Pandemic Impact On Indian Startups Will Remain

While blue-collar hirings picking up augurs well for India’s gig economy, concerns about their work conditions remain. Since September, delivery workers of Indian foodtech unicorn Swiggy have held intermittent strikes in Chennai, Hyderabad and Noida to protest against a reduction in their wages and the removal of monthly incentives. While the company claims that the wages are at par with industry standards, the workers allege that their minimum payout per order has fallen from INR 35 to INR 15 per order. 

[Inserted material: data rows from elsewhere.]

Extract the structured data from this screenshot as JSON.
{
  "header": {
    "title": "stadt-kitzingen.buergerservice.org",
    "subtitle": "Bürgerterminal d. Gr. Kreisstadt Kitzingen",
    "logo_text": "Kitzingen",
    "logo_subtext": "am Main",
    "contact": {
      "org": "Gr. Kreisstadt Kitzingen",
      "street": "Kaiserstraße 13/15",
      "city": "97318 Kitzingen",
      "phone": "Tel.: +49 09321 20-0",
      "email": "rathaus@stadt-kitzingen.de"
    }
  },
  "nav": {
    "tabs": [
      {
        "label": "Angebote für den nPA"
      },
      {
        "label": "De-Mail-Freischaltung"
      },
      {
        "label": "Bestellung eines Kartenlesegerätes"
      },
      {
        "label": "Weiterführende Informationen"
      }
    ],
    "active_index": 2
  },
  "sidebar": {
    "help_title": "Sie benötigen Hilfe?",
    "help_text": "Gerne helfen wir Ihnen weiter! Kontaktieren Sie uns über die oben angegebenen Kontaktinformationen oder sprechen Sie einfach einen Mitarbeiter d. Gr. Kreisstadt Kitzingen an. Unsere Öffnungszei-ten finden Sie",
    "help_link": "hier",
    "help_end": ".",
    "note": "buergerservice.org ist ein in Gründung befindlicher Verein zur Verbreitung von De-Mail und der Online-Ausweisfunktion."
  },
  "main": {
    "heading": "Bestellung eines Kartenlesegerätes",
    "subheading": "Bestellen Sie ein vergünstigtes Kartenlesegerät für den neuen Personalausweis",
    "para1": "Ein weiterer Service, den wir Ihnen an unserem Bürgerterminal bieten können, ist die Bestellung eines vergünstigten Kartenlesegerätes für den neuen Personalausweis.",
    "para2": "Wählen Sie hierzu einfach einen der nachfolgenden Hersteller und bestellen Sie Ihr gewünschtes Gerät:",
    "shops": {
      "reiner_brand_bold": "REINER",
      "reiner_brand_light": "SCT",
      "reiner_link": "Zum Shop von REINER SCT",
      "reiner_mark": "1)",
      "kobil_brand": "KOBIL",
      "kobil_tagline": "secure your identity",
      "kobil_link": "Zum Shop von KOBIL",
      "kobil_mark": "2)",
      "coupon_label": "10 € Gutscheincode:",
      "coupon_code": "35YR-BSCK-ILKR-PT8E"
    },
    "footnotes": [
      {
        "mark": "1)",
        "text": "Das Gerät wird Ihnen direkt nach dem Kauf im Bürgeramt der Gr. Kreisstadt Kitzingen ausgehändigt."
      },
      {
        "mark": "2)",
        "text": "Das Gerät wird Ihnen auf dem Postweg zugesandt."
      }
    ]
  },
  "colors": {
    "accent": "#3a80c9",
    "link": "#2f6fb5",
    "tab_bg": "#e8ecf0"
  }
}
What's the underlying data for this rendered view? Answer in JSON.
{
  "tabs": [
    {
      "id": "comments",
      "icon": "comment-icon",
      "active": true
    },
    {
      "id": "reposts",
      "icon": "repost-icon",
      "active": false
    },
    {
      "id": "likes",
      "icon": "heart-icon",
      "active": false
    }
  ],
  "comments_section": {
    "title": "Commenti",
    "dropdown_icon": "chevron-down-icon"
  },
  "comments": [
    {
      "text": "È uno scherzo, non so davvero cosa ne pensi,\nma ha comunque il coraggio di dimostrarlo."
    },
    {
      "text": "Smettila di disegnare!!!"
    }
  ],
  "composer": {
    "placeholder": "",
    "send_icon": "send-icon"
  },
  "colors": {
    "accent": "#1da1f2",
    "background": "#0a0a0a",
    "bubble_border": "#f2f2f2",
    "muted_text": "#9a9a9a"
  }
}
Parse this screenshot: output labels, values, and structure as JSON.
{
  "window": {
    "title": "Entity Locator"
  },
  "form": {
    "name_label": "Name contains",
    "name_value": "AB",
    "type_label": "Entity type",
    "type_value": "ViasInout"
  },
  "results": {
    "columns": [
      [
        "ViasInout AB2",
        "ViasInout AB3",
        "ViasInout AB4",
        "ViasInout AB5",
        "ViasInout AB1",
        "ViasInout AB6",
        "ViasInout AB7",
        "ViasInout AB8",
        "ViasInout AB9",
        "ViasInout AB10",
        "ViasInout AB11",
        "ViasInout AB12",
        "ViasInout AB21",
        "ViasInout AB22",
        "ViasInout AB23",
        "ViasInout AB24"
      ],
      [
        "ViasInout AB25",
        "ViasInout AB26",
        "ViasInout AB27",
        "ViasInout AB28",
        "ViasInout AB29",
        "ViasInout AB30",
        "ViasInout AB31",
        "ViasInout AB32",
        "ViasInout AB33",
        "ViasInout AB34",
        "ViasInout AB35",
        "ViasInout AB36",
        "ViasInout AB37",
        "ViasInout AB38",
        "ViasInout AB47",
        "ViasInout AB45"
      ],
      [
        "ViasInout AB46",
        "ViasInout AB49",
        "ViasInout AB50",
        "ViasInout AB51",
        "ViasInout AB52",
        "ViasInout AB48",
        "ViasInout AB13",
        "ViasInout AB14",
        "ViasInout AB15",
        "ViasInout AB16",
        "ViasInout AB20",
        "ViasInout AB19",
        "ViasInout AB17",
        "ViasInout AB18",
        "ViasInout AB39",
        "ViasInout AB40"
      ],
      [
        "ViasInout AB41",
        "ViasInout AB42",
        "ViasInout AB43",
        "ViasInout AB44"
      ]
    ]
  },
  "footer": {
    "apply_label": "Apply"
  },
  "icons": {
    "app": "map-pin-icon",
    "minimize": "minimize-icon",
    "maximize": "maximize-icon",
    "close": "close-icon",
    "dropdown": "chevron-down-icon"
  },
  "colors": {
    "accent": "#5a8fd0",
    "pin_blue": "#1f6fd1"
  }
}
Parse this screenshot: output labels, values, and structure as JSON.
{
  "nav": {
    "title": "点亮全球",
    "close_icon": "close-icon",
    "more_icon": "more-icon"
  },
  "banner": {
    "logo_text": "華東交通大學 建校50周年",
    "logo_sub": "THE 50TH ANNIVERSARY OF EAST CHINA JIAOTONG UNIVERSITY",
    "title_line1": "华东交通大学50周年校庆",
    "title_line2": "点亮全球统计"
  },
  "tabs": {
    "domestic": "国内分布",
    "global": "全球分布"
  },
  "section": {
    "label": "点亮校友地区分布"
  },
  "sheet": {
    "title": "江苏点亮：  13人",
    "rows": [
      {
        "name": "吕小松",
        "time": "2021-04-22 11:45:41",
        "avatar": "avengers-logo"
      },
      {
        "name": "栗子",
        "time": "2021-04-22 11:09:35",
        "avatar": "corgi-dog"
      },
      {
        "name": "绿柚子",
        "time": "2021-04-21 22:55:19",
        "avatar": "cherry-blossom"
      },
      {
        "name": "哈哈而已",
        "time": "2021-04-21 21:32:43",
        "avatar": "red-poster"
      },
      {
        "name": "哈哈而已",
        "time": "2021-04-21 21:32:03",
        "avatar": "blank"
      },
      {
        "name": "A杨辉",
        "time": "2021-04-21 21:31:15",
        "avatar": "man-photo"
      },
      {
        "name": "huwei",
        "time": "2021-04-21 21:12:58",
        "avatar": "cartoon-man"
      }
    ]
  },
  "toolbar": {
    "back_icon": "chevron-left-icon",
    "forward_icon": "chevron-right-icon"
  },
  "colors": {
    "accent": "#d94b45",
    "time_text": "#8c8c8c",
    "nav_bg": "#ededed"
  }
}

However, Agarwala of BetterPlace says that the protests have been more about a reduction in income (not wages), due to decreased orders coming through Swiggy. He adds that food delivery startups are mindful of the workers’ concern and are providing them with free food, stay facility with regular sanitisation protocols, health and accident insurance and other such benefits.

Nevertheless, the extent of the damage caused by the Covid-19 pandemic on the Indian startup economy is apparent. It has already left millions of people jobless and created a liquidity crisis in many places. Covid-19 has manifestly altered the market and how its players perceive their role and business’ performance. 

For instance, once-lauded metrics such as gross revenue and total addressable market have been usurped by sustainability-focused goals like EBITDA and economies of scale. 

An Inc42 report from July revealed that this year could see several Indian startups in the consumer internet space, in sectors such as travel and tourism, and entertainment and merchandising, go for down-rounds — when the company’s valuation is lower than in a previous financing round.